The GAO reported a 2001 case in which a man donated a 1983 pickup truck to an unnamed charity and claimed a deduction of $2,400. The charity's fundraiser sold the truck at auction for $375. After deducting fundraising and advertising expenses, the sale proceeds totaled $63, which the charity split 50-50 with the fundraiser. The charity's ultimate take: $31.50.

The report said most charities are not greatly concerned with the tiny percentage they receive, figuring that without the program they'd get nothing. So they allow the vehicles to be sold at auction for far less than an individual seller might realize in a private deal.

The GAO estimated that the average deduction for vehicles donated in 2000 was $3,370, and it found that in almost all cases the amount was within the blue book value for the vehicle.

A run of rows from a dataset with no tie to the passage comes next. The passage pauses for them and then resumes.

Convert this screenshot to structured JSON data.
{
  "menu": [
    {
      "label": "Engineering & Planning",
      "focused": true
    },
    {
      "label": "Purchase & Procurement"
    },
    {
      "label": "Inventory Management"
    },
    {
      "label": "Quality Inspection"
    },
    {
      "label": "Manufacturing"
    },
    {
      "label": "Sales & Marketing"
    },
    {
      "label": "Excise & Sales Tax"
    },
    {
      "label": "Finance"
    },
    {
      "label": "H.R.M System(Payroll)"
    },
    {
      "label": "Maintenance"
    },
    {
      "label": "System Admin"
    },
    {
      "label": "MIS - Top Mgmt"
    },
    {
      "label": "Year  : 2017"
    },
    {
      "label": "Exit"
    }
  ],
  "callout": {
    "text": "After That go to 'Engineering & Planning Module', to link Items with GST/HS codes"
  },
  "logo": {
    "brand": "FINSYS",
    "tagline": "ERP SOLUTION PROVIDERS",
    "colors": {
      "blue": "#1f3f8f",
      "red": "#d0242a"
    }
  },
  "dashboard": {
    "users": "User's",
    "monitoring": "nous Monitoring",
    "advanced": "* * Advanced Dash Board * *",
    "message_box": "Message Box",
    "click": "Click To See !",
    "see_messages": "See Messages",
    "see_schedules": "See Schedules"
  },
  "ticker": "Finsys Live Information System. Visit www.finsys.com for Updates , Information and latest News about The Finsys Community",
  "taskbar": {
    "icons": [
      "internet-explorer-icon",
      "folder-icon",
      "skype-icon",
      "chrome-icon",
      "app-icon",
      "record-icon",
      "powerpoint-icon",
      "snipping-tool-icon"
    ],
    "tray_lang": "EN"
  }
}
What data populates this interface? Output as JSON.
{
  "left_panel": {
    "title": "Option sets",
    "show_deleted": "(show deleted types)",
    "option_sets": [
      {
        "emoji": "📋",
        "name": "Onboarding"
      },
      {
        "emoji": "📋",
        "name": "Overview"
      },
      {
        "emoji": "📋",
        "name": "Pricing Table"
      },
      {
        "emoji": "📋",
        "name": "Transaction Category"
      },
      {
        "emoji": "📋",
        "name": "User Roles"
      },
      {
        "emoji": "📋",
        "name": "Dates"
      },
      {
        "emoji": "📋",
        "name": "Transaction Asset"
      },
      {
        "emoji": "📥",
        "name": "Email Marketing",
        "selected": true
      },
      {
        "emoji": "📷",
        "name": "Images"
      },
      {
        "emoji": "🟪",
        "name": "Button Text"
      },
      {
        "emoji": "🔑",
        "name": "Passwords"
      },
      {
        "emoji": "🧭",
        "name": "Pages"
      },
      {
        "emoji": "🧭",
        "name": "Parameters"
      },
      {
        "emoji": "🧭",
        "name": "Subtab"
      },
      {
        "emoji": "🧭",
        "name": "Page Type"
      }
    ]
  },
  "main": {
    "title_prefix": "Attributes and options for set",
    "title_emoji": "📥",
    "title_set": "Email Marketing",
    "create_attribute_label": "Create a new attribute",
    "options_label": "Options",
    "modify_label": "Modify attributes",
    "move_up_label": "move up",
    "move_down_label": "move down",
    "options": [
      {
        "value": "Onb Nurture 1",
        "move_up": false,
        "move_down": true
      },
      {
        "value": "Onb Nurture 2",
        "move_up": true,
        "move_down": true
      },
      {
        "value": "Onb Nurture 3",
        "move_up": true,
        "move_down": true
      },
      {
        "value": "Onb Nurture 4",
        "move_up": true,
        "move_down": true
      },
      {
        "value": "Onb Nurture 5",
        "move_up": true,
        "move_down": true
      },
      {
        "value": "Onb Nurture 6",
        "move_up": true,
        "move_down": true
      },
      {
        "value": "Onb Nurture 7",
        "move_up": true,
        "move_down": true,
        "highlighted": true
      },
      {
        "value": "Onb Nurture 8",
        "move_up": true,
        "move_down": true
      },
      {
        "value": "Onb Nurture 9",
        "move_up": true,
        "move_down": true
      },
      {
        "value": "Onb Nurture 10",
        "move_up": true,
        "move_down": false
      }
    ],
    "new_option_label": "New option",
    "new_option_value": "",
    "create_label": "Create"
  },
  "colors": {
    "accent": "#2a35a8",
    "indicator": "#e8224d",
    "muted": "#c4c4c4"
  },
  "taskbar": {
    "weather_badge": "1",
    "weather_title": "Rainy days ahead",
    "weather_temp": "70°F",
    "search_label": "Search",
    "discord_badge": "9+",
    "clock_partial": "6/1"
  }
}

But the agency said that since it lacked information about the condition of the vehicles, it could not determine whether the write-offs represented fair market value, which is the allowable deduction.

The Internal Revenue Service's latest Statistics of Income Bulletin, released last week, took a preliminary look at the 130.5 million individual income tax returns filed for tax year 2001. It found that while the number of returns increased 0.9 percent over the previous year, taxable income declined 5.2 percent, to $4.3 trillion. Total income tax decreased 8.6 percent, to $892.3 billion, and the amount owed because of the alternative minimum tax fell 32.5 percent, to $6 billion.

The bulletin also estimates, based on 1998 estate tax returns, that more than 6.5 million individuals in the United States had gross assets of $625,000 or more. These individuals represented about 3.4 percent of the adult population, the bulletin said. As a group, top wealth holders owned more than $11.1 trillion in total assets, or 32.6 percent of all U.S. personal asset holdings. California remains the state with the largest number of millionaires, while Connecticut was the state with the greatest per capita concentration of them.